David MoonBlog

One historically accurate leading indicator for recessions has been an inverted yield curve – that is, a situation in which short-term interest rates are higher than long-term rates of similar credit-quality bonds.  The Treasury yield curve was most recently inverted in 2006 and 2000, each time within months prior to a recession.  (See Figure 1.  Recessions are noted in gray.)  Since 1950, the U.S. has suffered 10 recessions, seven of which began within a year of the yield on 90-day Treasury bills exceeding that of 10-year Treasury bonds.

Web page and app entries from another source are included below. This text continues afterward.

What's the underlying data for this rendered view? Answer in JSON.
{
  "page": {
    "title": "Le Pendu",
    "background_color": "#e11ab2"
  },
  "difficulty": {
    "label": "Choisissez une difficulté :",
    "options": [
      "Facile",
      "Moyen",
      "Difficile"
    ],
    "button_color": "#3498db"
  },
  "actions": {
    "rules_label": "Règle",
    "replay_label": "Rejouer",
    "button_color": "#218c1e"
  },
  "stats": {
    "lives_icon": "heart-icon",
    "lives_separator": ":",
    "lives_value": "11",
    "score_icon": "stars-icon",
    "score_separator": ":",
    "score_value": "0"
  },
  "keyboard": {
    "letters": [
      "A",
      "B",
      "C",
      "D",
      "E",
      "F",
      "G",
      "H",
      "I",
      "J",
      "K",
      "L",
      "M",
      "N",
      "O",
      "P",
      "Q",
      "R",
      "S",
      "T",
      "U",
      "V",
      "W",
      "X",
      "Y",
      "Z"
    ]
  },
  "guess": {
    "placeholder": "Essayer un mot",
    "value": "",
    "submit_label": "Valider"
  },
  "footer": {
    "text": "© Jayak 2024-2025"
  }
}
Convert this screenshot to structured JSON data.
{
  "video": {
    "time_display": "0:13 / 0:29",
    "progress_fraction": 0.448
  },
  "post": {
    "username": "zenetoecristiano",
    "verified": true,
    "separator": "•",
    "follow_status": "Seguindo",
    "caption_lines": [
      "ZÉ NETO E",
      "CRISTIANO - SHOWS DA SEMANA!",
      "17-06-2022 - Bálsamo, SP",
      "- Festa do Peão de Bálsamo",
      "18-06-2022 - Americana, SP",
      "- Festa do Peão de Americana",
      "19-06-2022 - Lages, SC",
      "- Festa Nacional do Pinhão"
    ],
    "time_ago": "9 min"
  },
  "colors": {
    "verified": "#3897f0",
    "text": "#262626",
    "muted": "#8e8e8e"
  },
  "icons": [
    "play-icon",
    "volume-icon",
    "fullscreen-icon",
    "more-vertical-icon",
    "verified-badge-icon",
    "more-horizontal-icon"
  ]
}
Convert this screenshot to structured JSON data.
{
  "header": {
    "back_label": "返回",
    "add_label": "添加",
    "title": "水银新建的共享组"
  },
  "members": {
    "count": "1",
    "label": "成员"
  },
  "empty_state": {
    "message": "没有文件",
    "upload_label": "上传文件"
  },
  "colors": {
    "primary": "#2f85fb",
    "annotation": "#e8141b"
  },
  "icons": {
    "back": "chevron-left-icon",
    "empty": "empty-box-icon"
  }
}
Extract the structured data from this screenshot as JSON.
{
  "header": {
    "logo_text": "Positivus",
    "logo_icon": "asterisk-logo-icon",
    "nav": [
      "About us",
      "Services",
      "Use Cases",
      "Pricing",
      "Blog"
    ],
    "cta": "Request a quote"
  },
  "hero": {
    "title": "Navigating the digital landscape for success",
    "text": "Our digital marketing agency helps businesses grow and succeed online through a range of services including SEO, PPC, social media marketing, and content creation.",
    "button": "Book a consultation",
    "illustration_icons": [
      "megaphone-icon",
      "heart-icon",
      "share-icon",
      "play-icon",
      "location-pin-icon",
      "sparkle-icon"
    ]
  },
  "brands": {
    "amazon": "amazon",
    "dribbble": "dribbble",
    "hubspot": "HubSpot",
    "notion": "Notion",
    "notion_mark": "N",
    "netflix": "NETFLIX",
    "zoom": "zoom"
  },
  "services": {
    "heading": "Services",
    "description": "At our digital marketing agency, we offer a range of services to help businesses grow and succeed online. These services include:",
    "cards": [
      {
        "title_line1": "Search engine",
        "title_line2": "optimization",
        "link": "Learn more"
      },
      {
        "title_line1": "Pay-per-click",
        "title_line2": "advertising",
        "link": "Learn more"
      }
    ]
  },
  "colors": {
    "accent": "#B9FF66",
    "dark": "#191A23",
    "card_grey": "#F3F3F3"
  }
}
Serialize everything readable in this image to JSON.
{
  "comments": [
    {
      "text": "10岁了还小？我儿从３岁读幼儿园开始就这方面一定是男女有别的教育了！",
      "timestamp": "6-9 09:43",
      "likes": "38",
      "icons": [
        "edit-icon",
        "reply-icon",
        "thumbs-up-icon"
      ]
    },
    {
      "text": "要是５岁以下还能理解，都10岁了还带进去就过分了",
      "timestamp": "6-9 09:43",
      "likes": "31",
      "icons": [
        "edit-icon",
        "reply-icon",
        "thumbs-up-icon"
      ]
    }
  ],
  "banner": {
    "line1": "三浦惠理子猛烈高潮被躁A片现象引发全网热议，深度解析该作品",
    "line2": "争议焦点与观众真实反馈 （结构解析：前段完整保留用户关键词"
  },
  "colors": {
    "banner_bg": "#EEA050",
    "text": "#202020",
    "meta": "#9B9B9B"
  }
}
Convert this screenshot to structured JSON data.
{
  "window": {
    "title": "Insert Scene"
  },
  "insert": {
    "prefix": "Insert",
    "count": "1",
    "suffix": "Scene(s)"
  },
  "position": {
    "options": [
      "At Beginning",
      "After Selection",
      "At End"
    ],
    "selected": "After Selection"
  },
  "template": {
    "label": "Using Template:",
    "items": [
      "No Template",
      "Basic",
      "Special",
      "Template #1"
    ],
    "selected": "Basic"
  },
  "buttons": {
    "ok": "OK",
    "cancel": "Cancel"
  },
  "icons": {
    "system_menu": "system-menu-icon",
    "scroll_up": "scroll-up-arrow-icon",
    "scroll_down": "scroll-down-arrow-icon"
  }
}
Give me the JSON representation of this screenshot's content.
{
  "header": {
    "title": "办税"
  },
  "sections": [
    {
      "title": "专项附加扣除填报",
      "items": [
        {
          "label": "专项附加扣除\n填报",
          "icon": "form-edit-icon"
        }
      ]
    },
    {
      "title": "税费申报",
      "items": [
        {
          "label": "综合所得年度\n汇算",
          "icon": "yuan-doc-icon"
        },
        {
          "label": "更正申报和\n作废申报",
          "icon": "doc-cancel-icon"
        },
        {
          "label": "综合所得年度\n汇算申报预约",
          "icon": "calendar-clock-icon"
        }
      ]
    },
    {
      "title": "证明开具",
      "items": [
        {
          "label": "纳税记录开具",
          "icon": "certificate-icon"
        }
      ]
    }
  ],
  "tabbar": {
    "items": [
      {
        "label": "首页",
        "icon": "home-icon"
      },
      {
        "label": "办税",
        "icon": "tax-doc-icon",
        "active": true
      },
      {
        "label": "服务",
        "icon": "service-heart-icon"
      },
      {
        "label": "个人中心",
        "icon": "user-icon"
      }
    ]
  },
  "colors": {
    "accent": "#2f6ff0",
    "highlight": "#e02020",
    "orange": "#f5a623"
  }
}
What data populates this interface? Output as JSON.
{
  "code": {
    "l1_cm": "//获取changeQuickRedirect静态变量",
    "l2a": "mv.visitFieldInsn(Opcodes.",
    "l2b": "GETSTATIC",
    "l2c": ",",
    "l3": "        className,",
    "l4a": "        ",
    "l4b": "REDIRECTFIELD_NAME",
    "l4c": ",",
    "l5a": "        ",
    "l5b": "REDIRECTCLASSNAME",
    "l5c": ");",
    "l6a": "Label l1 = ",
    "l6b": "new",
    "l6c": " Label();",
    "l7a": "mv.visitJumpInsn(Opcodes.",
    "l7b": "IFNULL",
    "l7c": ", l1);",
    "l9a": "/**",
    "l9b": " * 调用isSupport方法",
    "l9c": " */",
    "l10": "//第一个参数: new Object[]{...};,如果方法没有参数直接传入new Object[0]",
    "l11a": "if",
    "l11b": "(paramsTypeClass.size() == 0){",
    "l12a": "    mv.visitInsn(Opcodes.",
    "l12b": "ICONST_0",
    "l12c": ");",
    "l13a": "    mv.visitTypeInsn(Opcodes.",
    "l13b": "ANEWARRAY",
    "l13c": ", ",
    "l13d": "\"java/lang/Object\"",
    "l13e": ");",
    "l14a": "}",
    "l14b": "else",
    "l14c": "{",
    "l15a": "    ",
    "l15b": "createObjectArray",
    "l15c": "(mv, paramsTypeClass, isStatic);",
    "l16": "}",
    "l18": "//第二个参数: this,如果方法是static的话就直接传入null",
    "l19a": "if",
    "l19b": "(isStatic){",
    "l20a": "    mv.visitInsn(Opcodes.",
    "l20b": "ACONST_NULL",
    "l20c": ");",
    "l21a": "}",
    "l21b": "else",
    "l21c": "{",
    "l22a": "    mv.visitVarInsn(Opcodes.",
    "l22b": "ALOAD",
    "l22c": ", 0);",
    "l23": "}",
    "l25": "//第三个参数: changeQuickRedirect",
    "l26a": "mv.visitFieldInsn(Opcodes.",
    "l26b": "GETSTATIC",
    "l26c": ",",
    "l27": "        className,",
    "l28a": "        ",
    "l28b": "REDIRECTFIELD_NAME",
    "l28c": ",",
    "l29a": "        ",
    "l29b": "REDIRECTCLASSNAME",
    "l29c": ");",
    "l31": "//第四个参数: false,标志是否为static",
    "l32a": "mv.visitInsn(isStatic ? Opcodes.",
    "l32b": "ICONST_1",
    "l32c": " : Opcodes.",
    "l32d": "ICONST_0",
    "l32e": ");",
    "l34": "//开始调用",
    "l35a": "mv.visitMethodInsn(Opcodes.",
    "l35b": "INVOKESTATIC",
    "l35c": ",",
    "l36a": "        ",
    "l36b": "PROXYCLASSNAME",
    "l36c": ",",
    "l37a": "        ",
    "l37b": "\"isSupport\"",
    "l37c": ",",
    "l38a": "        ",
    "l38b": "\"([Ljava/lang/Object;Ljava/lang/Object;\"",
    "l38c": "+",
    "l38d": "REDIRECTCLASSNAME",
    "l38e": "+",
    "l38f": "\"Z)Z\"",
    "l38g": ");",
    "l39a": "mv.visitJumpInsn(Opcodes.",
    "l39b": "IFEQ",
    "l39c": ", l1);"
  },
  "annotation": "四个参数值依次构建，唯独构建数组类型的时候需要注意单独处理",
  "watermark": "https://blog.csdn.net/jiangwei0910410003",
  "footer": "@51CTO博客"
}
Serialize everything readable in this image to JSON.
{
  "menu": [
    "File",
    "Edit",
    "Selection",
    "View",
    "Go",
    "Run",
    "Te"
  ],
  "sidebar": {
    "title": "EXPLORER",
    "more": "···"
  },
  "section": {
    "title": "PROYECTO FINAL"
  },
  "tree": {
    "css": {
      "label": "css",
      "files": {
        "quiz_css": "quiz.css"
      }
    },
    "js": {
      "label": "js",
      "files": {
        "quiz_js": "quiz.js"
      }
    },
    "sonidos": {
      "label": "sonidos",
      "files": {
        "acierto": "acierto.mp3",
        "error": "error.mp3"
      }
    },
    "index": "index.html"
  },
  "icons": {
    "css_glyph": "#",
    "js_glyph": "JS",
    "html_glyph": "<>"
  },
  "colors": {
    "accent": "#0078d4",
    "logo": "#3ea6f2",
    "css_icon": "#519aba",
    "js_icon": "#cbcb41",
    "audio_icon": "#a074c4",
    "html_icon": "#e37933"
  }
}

In 2006, it was difficult for large businesses to borrow for periods as short as 30 days, pushing the yield on six-month Treasuries to 5.09%, more than a quarter-point higher than the 4.81% yield on 10-year Treasuries (Figure 2).   In hindsight, this inverted yield curve was a clear indication that investors perceived near-term economic uncertainty to be greater than risks further into the future. The worst recession in almost 100 years began only six months following the yield curve’s inversion.

The current economic recovery, now in its 109th month, is the second longest in U.S. history. It will not last forever. But the yield curve has not inverted; it has flattened. The difference between short and long-term rates has compressed, but it has not reversed. A flattened yield curve is a state through which all inverted yield curves must eventually pass. But in the same way that not all 200-lb. people become 300-lb. people, not all flattened yield curves invert.